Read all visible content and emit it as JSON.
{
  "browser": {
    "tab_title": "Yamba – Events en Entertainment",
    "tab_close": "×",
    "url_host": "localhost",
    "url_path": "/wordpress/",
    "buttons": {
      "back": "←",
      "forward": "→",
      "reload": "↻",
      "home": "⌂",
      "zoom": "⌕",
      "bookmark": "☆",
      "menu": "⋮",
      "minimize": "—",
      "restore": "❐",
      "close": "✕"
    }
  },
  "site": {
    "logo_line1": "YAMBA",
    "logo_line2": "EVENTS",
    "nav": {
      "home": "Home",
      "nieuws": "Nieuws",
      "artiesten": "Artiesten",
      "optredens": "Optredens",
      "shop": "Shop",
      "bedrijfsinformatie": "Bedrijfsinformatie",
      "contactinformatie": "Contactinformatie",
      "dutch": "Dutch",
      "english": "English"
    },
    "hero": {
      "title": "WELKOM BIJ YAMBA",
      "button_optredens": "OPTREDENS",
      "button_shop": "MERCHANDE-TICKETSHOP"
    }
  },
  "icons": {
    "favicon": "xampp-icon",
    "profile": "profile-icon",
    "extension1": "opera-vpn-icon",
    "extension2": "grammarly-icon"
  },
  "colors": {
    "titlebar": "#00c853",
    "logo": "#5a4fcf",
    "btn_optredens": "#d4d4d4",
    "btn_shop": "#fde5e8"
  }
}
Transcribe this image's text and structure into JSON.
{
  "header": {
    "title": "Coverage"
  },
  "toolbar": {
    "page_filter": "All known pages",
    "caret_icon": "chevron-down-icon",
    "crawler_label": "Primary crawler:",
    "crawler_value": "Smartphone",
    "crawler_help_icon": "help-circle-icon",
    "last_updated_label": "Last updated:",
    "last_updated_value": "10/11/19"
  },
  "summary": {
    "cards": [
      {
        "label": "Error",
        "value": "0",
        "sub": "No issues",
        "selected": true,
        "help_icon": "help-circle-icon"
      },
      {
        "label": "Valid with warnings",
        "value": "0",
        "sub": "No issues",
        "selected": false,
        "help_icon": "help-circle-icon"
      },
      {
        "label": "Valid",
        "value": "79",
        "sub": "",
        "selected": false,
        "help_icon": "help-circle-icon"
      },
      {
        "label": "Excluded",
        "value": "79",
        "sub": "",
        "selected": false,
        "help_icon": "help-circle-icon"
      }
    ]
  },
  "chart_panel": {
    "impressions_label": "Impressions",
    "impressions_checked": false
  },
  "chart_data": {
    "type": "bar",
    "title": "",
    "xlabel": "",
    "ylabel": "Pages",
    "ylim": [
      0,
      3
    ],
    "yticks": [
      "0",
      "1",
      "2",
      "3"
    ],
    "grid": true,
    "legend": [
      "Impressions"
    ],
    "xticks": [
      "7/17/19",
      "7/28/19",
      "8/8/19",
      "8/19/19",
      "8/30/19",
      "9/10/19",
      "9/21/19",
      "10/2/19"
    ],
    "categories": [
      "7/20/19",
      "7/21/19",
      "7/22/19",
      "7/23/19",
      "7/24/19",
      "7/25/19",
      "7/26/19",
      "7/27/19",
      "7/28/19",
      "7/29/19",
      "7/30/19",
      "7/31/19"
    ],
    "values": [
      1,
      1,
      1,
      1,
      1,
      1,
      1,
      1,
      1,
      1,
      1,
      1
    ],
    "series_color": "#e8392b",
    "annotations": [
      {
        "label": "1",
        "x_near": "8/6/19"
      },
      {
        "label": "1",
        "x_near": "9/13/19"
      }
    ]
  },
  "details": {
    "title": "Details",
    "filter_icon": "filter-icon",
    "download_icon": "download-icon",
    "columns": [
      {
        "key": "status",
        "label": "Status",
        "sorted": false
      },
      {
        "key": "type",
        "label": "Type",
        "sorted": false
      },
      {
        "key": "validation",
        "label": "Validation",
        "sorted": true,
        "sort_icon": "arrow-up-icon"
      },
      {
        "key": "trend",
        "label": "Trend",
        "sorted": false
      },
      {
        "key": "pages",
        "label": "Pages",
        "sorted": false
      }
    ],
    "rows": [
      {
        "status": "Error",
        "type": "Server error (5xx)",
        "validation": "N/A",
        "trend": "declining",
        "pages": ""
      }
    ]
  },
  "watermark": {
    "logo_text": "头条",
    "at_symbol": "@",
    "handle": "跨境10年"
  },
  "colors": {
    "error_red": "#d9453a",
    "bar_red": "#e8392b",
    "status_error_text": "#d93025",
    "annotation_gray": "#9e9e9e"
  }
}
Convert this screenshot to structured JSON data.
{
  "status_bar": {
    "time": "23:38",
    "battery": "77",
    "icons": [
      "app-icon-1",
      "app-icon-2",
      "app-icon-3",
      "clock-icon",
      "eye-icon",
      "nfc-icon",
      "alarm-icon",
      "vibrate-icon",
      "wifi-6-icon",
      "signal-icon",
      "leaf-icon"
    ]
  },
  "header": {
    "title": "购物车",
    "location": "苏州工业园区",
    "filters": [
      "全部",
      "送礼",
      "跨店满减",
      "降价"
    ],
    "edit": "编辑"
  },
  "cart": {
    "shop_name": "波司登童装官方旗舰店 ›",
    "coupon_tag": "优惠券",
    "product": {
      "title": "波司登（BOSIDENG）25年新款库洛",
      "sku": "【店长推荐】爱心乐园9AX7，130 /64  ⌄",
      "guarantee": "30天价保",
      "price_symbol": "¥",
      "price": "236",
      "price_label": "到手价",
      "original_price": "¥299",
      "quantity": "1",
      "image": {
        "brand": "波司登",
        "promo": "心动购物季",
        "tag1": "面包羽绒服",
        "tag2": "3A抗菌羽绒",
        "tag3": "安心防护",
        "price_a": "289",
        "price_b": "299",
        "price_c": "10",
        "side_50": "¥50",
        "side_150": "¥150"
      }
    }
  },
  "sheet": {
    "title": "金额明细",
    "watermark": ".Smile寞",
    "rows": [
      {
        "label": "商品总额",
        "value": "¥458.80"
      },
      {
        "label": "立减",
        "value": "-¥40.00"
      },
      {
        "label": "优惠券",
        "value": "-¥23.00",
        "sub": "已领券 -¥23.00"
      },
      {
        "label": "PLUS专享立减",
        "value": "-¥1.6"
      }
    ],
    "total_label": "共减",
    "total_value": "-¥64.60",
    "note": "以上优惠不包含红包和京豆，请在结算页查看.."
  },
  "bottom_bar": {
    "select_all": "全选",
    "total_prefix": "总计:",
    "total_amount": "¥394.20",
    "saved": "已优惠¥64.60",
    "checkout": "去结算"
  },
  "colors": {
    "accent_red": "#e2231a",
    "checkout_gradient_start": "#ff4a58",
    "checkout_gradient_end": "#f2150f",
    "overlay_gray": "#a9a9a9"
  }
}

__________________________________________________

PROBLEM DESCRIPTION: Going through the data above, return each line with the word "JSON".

RESULT:
Read all visible content and emit it as JSON.
Transcribe this image's text and structure into JSON.
Convert this screenshot to structured JSON data.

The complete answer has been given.